A new foundation for marketing and the ethical implications of marketers targeting specific groups or segments of consumers is needed. Companies have targeted specific segments of consumers that they feel will provide them with the greatest returns, sometimes to the exclusions of others. Some consumers feel that marketers do not care at all about what happens to them once they purchase a product and that this caveat emptor, or ‘let the buyer beware’ theory of marketing is, and must, rapidly be dismissed.

Markets must become more concerned with the needs and wants of the consumer, but they must still keep in mind the overall goal of the company. This unfortunately creates a conflict between the priorities of the marketer, the needs and wants of the consumer and the goals of the organization (Profits), and is the basis for much of the confusion and concerns about ethical marketing practices. To overcome the challenges that this presents organizations, and to some extent consumers, all involved must take a more holistic, or all encompassing view of the marketing process. Ethical decision making for businesses will require them to take an “enlightened self interest” approach to serving the consumer, to insure that there marketing practices are ethically sound.

Consumers also must bear some responsibility to become more self aware and informed about the products they purchase and use. For those with the ability to make rational choices, consumers must take actions and research the products they buy; they must develop an awareness of their needs, as opposed to their wants, and make appropriate decisions concerning the directions their consumptions take them. If consumers expect organizations to treat them with respect, and provide a level of service consistent with their needs, they must do their part.

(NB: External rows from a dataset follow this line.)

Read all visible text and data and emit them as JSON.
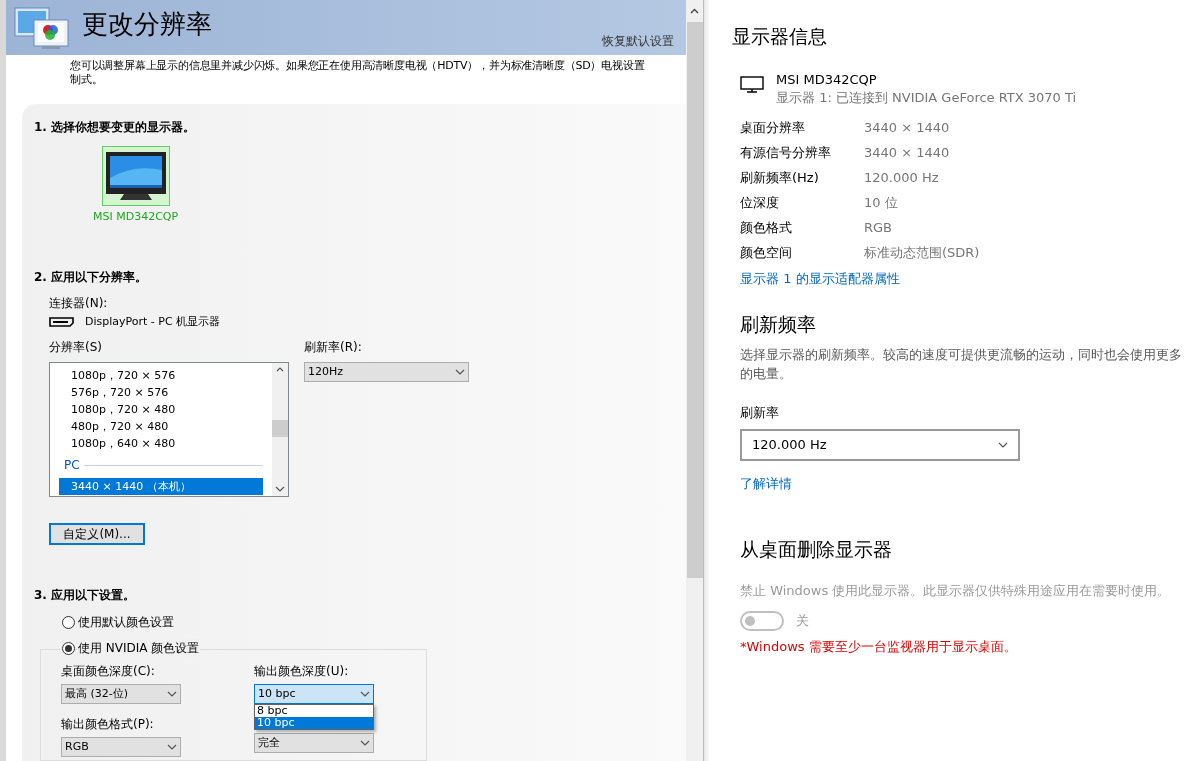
{
  "nvidia_panel": {
    "title": "更改分辨率",
    "restore_link": "恢复默认设置",
    "description": [
      "您可以调整屏幕上显示的信息里并减少闪烁。如果您正在使用高清晰度电视（HDTV），并为标准清晰度（SD）电视设置",
      "制式。"
    ],
    "step1": {
      "heading": "1. 选择你想要变更的显示器。",
      "displays": [
        {
          "label": "MSI MD342CQP",
          "selected": true
        }
      ]
    },
    "step2": {
      "heading": "2. 应用以下分辨率。",
      "connector_label": "连接器(N):",
      "connector": "DisplayPort - PC 机显示器",
      "resolution_label": "分辨率(S)",
      "resolutions": [
        {
          "kind": "item",
          "label": "1080p，720 × 576",
          "selected": false
        },
        {
          "kind": "item",
          "label": "576p，720 × 576",
          "selected": false
        },
        {
          "kind": "item",
          "label": "1080p，720 × 480",
          "selected": false
        },
        {
          "kind": "item",
          "label": "480p，720 × 480",
          "selected": false
        },
        {
          "kind": "item",
          "label": "1080p，640 × 480",
          "selected": false
        },
        {
          "kind": "group",
          "label": "PC"
        },
        {
          "kind": "item",
          "label": "3440 × 1440 （本机）",
          "selected": true
        }
      ],
      "refresh_label": "刷新率(R):",
      "refresh_value": "120Hz",
      "custom_button": "自定义(M)..."
    },
    "step3": {
      "heading": "3. 应用以下设置。",
      "color_options": [
        {
          "label": "使用默认颜色设置",
          "selected": false
        },
        {
          "label": "使用 NVIDIA 颜色设置",
          "selected": true
        }
      ],
      "fields": [
        {
          "label": "桌面颜色深度(C):",
          "value": "最高 (32-位)",
          "expanded": false
        },
        {
          "label": "输出颜色深度(U):",
          "value": "10 bpc",
          "expanded": true,
          "options": [
            {
              "label": "8 bpc",
              "selected": false
            },
            {
              "label": "10 bpc",
              "selected": true
            }
          ]
        },
        {
          "label": "输出颜色格式(P):",
          "value": "RGB",
          "expanded": false
        },
        {
          "value": "完全",
          "expanded": false
        }
      ]
    }
  },
  "display_info": {
    "title": "显示器信息",
    "monitor_name": "MSI MD342CQP",
    "monitor_subtitle": "显示器 1: 已连接到 NVIDIA GeForce RTX 3070 Ti",
    "properties": [
      {
        "label": "桌面分辨率",
        "value": "3440 × 1440"
      },
      {
        "label": "有源信号分辨率",
        "value": "3440 × 1440"
      },
      {
        "label": "刷新频率(Hz)",
        "value": "120.000 Hz"
      },
      {
        "label": "位深度",
        "value": "10 位"
      },
      {
        "label": "颜色格式",
        "value": "RGB"
      },
      {
        "label": "颜色空间",
        "value": "标准动态范围(SDR)"
      }
    ],
    "adapter_link": "显示器 1 的显示适配器属性"
  },
  "refresh_rate": {
    "title": "刷新频率",
    "description": "选择显示器的刷新频率。较高的速度可提供更流畅的运动，同时也会使用更多的电量。",
    "select_label": "刷新率",
    "value": "120.000 Hz",
    "learn_more": "了解详情"
  },
  "remove_display": {
    "title": "从桌面删除显示器",
    "description": "禁止 Windows 使用此显示器。此显示器仅供特殊用途应用在需要时使用。",
    "toggle": {
      "on": false,
      "label": "关"
    },
    "warning": "*Windows 需要至少一台监视器用于显示桌面。"
  }
}
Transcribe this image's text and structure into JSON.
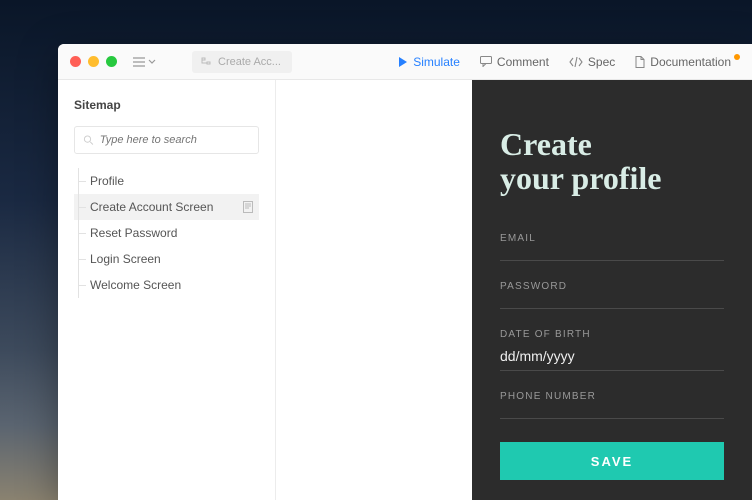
{
  "titlebar": {
    "breadcrumb": "Create Acc..."
  },
  "toolbar": {
    "simulate": "Simulate",
    "comment": "Comment",
    "spec": "Spec",
    "documentation": "Documentation"
  },
  "sidebar": {
    "title": "Sitemap",
    "search_placeholder": "Type here to search",
    "items": [
      {
        "label": "Profile"
      },
      {
        "label": "Create Account Screen"
      },
      {
        "label": "Reset Password"
      },
      {
        "label": "Login Screen"
      },
      {
        "label": "Welcome Screen"
      }
    ],
    "selected_index": 1
  },
  "preview": {
    "heading_line1": "Create",
    "heading_line2": "your profile",
    "fields": {
      "email": "EMAIL",
      "password": "PASSWORD",
      "dob": "DATE OF BIRTH",
      "dob_value": "dd/mm/yyyy",
      "phone": "PHONE NUMBER"
    },
    "save": "SAVE"
  },
  "colors": {
    "accent_blue": "#2680ff",
    "preview_bg": "#2c2c2c",
    "save_bg": "#1fc9b0",
    "heading_color": "#d9ede6"
  }
}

Service is really the art of offering a consumer more than just the product they are purchasing. Part of that offering is to provide consumers with the assurance that what you are marketing to them is based on ethically sound principles: Do organizations treat their customers with respect? Are they honest and forthright in their communications with consumers?

As awareness of consumer rights increases, and advocacy groups increase pressure on organizations and governments, the priority that organizations must place on the ethical implications of their marketing programs will only increase. In the service industry the relationship between the consumer and the service provider is all that matters. If the consumer perceives that they are being treated unethically they will go elsewhere. But, not only will they leave, they will take with them as many others as they can. The risk that organizations face by treating their customers/clients unethically is too great to let this happen.